(Data in this exercise)
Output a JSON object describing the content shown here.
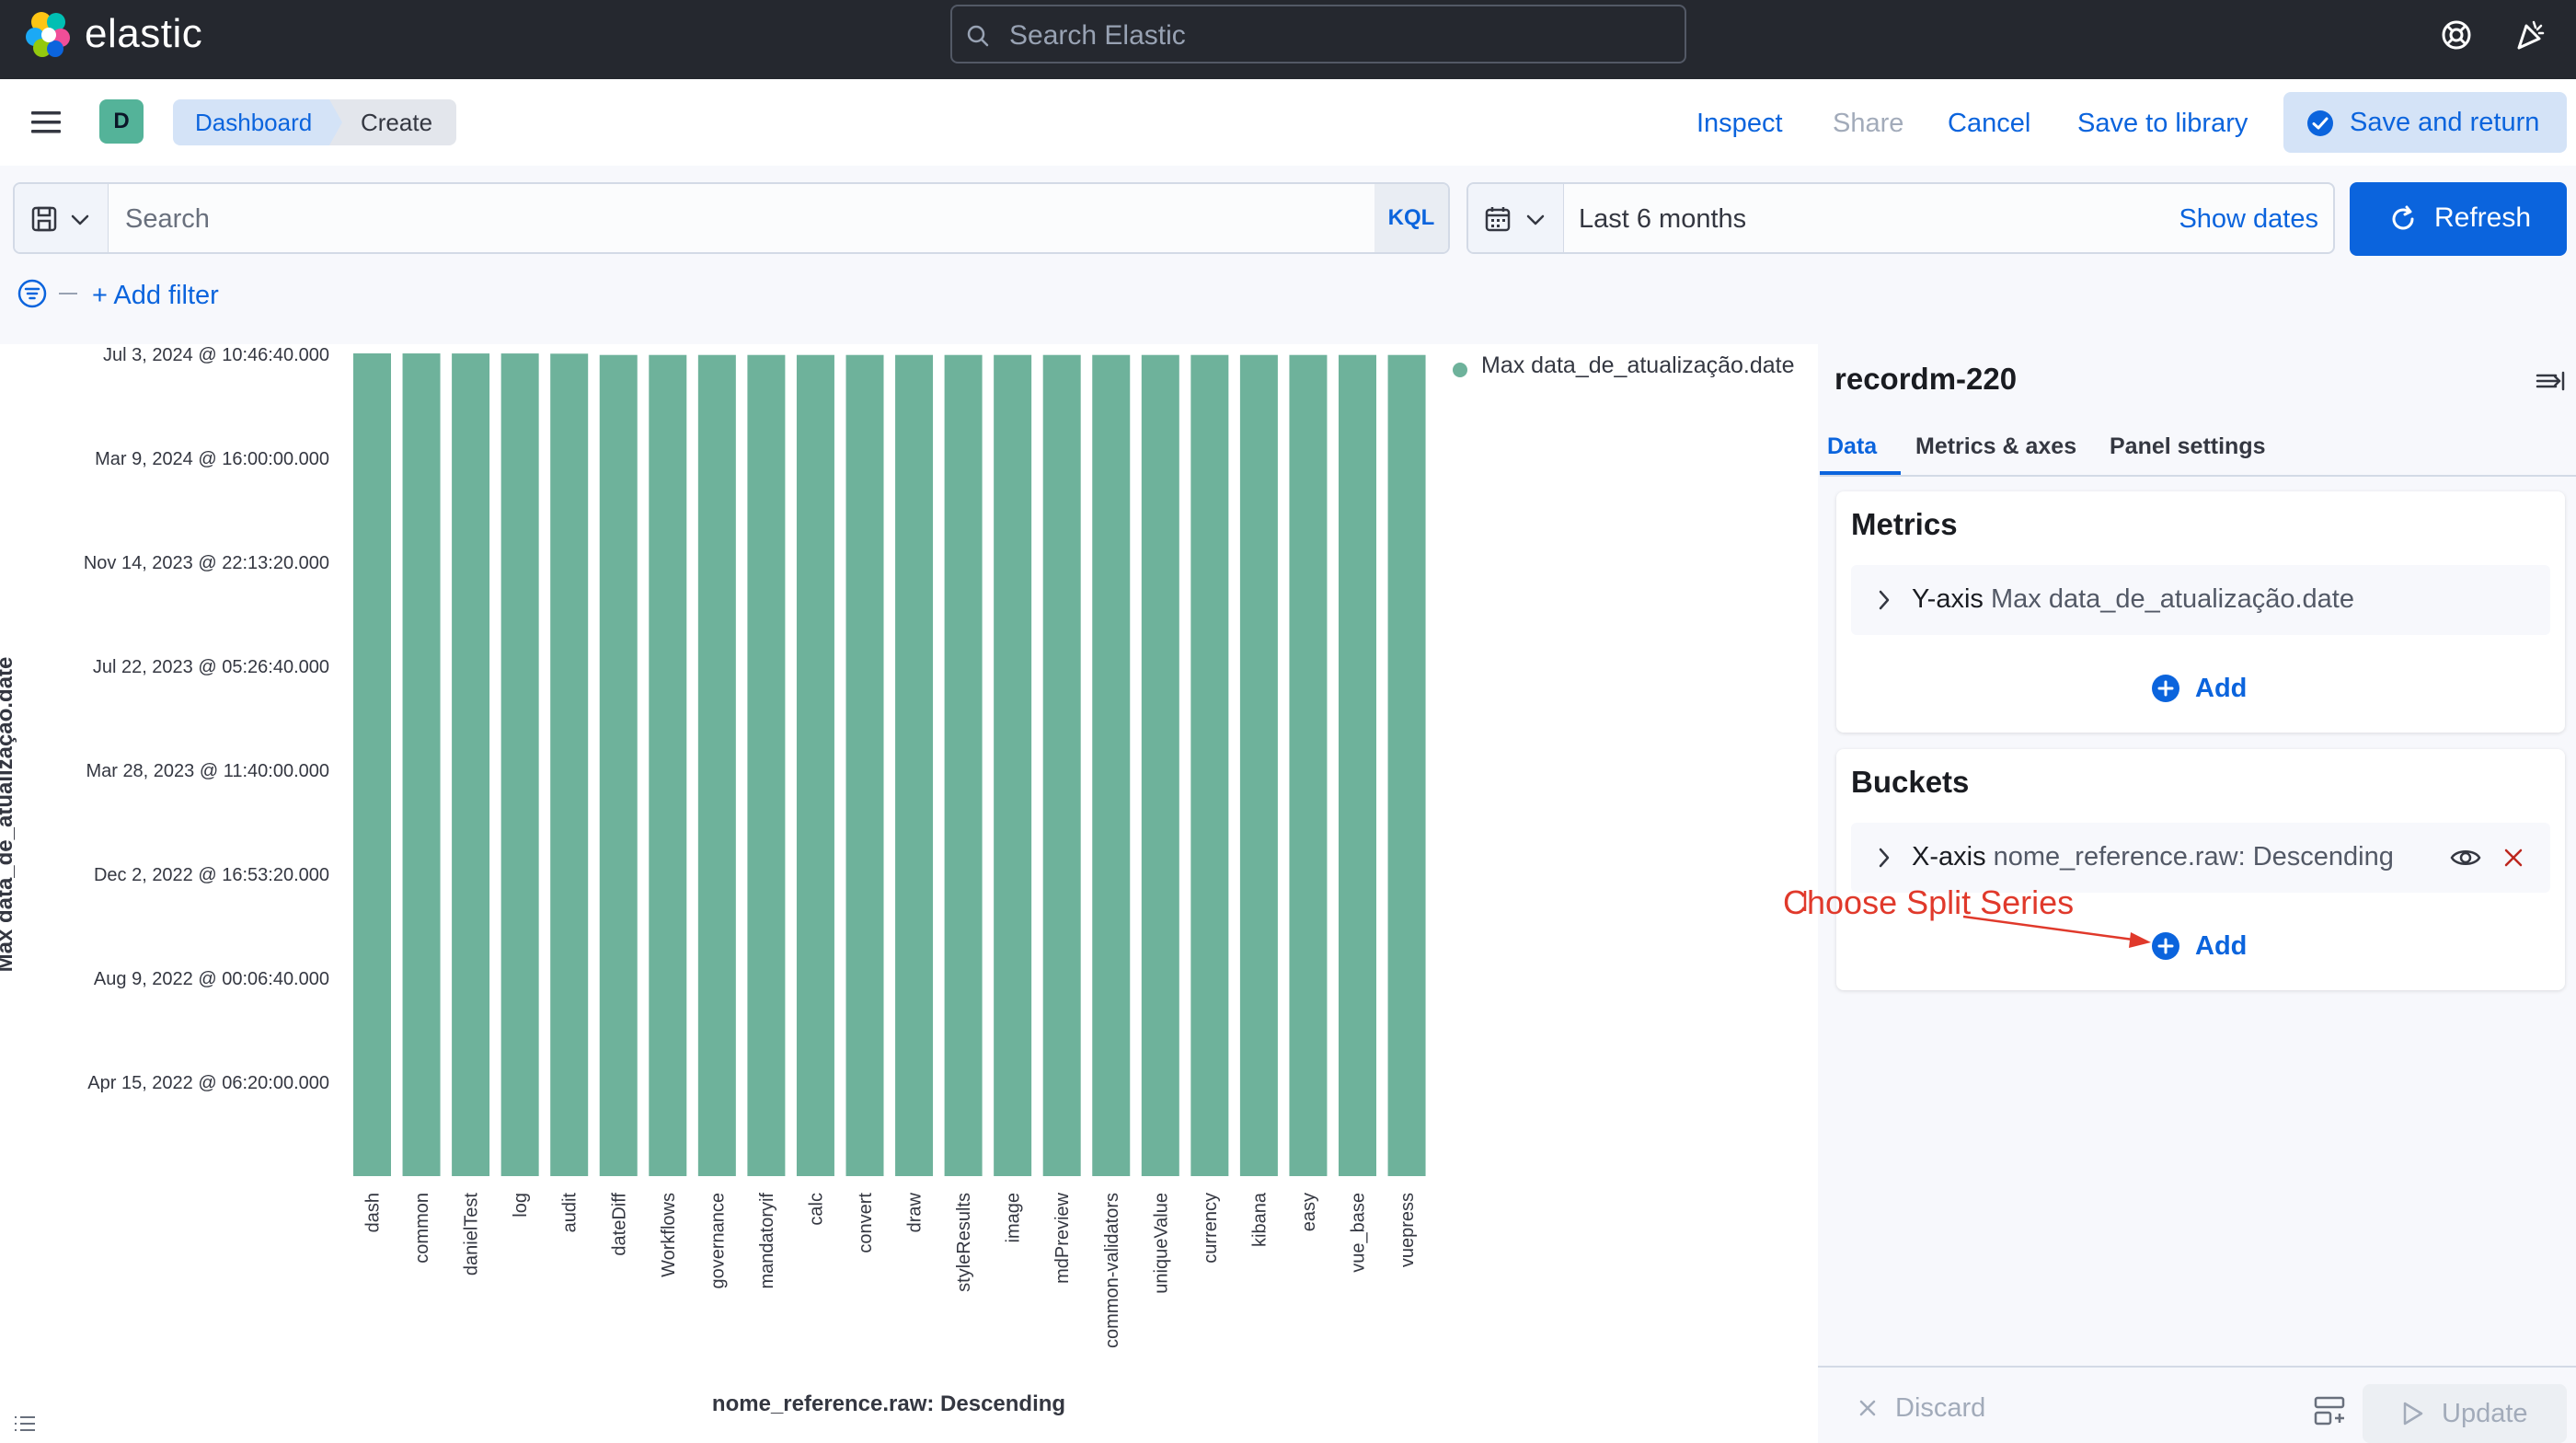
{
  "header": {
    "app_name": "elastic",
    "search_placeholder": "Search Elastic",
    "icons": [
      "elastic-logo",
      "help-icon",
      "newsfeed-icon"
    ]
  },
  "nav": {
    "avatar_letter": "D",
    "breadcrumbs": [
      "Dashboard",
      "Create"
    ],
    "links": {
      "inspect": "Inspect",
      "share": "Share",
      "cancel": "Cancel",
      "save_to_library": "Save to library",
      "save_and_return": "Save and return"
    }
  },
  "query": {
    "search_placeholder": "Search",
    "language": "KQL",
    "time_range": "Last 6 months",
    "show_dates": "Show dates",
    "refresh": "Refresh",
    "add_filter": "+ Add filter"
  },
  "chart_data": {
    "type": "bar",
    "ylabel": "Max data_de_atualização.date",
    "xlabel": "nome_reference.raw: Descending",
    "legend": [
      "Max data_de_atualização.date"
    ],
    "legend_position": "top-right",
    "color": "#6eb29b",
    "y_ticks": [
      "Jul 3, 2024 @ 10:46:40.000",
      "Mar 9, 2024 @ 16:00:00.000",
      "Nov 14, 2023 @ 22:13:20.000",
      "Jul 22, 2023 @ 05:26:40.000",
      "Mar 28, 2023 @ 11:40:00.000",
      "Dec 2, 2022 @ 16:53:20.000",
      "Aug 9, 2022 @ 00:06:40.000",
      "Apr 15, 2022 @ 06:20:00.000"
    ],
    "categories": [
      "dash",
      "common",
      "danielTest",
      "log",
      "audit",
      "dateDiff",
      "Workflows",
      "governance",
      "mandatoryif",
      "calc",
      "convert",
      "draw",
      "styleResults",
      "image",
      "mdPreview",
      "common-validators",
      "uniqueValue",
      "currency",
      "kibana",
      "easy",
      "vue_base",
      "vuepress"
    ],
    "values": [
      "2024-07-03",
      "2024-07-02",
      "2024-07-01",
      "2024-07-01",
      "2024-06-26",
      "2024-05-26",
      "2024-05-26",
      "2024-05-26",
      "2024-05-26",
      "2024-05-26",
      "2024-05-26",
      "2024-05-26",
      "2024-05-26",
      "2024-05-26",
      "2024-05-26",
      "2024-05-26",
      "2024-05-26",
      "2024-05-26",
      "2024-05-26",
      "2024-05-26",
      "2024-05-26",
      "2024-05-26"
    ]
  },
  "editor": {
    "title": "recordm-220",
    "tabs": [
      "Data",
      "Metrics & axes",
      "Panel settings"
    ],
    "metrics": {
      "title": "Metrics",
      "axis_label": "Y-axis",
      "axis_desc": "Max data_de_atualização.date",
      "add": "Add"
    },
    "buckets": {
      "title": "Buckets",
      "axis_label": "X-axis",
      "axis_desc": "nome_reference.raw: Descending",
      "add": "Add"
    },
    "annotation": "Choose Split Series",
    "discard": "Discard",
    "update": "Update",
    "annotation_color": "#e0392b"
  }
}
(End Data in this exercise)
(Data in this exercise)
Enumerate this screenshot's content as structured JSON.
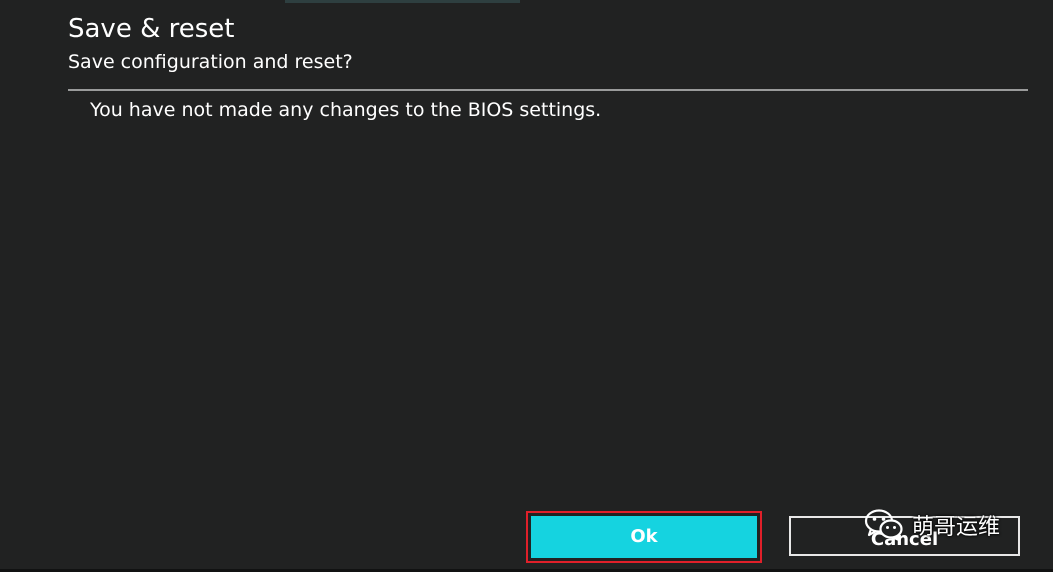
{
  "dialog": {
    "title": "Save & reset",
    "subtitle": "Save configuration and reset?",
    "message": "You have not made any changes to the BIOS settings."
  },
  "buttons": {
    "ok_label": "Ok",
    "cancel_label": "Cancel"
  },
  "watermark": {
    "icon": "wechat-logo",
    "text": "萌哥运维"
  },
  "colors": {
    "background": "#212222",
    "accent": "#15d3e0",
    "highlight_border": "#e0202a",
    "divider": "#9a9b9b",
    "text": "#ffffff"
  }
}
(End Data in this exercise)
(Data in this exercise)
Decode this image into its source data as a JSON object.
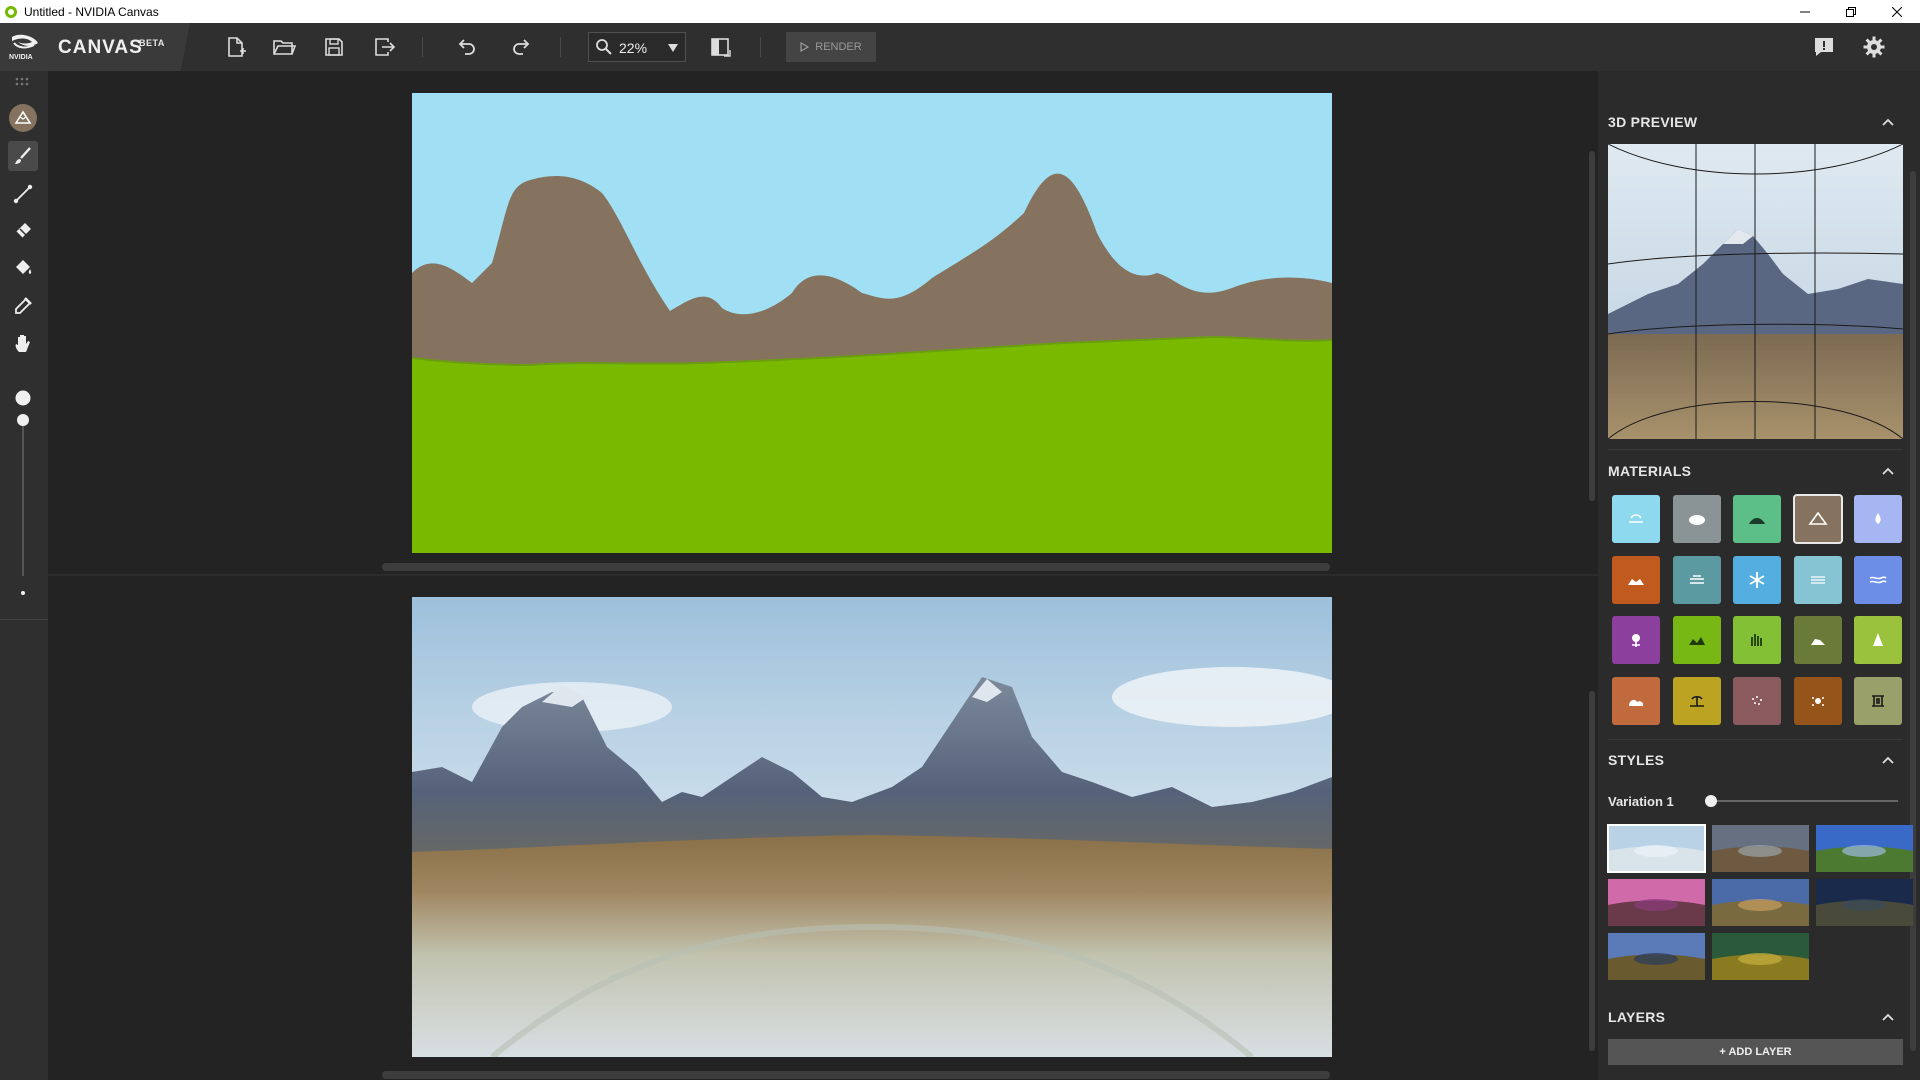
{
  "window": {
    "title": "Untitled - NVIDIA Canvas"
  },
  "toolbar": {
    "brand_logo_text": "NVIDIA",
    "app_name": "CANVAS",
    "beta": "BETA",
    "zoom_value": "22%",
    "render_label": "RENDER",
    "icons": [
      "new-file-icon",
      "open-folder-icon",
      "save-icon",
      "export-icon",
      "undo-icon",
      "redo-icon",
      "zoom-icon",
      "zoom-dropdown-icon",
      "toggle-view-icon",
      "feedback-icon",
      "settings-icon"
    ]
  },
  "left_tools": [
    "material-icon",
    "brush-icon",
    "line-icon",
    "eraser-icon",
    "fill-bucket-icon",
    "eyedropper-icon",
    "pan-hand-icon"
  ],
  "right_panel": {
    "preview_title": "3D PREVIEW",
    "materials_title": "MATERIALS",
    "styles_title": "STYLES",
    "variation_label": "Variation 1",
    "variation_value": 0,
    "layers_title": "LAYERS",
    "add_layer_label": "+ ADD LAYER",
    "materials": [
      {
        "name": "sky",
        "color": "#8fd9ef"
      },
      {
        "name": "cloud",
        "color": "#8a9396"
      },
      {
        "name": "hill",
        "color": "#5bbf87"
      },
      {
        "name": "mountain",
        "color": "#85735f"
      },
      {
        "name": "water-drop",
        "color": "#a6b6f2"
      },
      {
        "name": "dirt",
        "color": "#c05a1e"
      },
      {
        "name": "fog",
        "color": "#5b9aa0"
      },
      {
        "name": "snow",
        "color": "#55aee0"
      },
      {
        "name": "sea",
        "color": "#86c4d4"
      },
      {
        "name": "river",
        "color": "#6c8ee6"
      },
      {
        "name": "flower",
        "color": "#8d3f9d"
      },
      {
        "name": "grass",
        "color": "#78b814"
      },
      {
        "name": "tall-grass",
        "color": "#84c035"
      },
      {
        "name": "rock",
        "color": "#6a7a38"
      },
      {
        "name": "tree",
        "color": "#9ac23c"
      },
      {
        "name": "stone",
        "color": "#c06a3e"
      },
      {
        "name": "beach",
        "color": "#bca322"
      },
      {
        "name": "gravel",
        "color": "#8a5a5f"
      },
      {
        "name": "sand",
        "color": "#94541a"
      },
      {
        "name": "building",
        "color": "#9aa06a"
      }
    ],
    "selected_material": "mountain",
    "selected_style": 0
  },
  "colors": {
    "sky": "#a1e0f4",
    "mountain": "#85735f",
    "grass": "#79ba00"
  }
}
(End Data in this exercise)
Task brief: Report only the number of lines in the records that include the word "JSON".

Response to this task: 3